Text description provided by the architects. An entrepreneurial couple approached us with 5 children, a sixth on the way and a number of pets, to help them refurbish the house they had just bought on a 20-acre estate in Berkshire. The house, dating from the 19th century, had been added on to in a piece meal fashion by various owners with very mixed results. This resulted in a series of awkwardly arranged and disconnected rooms that were very dark and did not suit modern family life.
Our brief was twofold: first, to rationalise the internal layout of the existing house while maximizing the views onto the garden and grounds; and secondly to increase the living accommodation by adding an extension. This would balance the existing L-shaped plan of the house with an additional wing to enclose the front driveway.
The extension is set on a lower part of the garden, which allowed us to create high ceilinged spaces, without the addition dominating the main house. The form of the building is drawn from the typical barn structures that can be found in the local area as well as on the estate itself. The short elevations are clad with western red cedar strips apart from the fixed triangular glazed gables at high level. Three vertical strip windows break up the cedar cladding on the driveway elevation, bringing light into the family room and providing glimpses to the garden beyond.
The garden elevation is glazed from floor to ceiling for most of its length; with cedar clad doors creating access to the patio and lower garden beyond. Internally the long space is divided in the middle by a two-story block, which houses the gym and an office above. At one end is the family room and at the other a large movie room with an 84” screen.

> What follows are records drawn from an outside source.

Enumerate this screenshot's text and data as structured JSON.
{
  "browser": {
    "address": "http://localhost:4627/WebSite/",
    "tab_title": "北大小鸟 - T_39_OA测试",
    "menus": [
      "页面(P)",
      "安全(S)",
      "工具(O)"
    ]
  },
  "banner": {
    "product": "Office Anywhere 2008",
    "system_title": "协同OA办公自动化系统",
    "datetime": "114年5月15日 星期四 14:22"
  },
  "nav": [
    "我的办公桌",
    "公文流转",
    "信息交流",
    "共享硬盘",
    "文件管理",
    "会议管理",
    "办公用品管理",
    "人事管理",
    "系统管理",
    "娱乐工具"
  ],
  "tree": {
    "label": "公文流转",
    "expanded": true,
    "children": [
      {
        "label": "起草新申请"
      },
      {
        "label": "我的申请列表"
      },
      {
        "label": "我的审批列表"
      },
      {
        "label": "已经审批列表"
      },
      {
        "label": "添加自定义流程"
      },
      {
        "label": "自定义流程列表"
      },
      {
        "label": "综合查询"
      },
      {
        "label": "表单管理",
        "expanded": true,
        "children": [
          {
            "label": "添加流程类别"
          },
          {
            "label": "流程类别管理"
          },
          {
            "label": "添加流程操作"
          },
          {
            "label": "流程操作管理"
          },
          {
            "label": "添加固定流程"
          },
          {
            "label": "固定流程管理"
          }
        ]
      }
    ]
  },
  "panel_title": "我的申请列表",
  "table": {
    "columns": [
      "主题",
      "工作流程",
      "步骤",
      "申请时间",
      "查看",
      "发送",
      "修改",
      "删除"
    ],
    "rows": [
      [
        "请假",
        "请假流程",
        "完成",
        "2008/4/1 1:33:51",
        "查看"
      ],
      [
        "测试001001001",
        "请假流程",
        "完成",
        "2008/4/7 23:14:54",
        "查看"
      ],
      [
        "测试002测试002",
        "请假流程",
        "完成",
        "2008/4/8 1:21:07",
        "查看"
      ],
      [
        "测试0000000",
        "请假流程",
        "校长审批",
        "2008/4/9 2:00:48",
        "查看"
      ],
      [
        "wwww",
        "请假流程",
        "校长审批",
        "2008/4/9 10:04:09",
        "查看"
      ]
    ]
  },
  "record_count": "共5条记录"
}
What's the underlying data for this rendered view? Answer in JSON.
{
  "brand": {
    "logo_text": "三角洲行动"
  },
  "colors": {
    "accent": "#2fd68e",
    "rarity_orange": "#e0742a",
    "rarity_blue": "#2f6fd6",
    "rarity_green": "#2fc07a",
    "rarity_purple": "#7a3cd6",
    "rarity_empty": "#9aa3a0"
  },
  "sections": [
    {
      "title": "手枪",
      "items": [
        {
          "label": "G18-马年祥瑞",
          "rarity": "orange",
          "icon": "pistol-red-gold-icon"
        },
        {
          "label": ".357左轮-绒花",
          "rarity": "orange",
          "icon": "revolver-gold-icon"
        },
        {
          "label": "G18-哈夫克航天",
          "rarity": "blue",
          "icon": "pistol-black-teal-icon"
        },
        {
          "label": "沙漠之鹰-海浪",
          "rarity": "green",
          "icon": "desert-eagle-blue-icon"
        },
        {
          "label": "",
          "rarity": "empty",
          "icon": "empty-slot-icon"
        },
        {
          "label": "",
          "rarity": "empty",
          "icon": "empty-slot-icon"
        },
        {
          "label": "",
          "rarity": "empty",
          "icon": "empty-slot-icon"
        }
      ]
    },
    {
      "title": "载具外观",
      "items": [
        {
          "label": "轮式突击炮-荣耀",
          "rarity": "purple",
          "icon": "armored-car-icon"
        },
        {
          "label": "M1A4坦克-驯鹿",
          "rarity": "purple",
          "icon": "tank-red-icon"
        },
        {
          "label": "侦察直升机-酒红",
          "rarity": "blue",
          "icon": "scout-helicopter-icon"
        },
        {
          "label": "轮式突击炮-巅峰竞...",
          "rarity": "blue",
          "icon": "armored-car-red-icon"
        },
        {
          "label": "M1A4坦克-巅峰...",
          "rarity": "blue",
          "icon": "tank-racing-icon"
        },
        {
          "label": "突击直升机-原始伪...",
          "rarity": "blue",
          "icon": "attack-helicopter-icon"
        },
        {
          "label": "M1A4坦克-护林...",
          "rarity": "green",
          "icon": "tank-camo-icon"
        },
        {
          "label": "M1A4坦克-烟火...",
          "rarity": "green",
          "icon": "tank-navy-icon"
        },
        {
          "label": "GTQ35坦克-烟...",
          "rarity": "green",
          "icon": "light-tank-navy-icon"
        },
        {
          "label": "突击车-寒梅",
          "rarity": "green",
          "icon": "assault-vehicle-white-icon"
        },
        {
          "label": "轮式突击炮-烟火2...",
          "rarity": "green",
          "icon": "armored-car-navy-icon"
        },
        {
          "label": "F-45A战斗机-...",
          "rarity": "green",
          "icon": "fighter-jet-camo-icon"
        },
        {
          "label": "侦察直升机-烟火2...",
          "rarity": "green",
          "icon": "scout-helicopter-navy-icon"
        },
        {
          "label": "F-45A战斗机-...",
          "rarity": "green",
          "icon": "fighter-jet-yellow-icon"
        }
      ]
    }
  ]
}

The roof of the extension is clad in slate tiles to match the existing house; however, it is detailed in a contemporary way so that it creates crisp junctions with the glazing and timber cladding.